● WHAT YOU NEED TO DO: Lift out each line of the data that holds "keywords".

Dataset items:
>>>

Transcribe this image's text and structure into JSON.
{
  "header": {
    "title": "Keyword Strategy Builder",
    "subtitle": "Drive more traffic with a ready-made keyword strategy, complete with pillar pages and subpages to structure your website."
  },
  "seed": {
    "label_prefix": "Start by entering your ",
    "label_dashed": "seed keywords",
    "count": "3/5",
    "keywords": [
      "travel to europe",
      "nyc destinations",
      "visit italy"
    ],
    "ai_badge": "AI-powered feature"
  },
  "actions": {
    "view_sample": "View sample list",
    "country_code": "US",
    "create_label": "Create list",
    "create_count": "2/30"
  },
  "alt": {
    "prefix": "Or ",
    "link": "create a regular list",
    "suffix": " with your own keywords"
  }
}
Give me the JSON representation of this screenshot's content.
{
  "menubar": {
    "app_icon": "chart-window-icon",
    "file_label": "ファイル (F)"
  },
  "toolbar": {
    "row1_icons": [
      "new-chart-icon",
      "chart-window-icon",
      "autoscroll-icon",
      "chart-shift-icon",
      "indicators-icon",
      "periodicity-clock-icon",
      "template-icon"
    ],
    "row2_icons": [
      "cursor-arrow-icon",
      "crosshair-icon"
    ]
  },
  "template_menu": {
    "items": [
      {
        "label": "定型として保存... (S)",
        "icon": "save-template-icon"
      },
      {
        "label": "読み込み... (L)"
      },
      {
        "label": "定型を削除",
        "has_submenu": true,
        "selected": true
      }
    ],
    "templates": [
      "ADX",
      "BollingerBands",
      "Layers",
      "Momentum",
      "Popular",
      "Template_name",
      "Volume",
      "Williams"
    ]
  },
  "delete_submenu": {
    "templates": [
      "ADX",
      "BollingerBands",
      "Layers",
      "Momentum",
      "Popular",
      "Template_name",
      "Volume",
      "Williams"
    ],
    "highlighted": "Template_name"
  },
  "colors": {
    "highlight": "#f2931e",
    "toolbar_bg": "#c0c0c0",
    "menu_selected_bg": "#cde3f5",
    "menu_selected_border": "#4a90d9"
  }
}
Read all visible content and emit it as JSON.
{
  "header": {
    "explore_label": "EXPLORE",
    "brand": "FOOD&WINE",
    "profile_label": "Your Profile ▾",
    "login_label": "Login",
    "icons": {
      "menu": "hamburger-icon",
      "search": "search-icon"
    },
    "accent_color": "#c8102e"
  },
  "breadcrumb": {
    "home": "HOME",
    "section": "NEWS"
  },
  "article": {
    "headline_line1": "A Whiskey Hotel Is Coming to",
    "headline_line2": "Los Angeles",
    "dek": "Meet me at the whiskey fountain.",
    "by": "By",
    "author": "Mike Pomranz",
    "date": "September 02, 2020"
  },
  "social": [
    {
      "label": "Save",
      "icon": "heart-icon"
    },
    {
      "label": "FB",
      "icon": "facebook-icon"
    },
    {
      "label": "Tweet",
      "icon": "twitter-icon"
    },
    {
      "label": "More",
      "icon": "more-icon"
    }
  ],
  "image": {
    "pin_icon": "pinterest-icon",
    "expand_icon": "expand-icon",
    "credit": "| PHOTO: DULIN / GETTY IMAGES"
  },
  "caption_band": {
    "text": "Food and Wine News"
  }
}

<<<

● ANSWER TO THIS EXERCISE:
    "label_dashed": "seed keywords",
    "keywords": [
    "suffix": " with your own keywords"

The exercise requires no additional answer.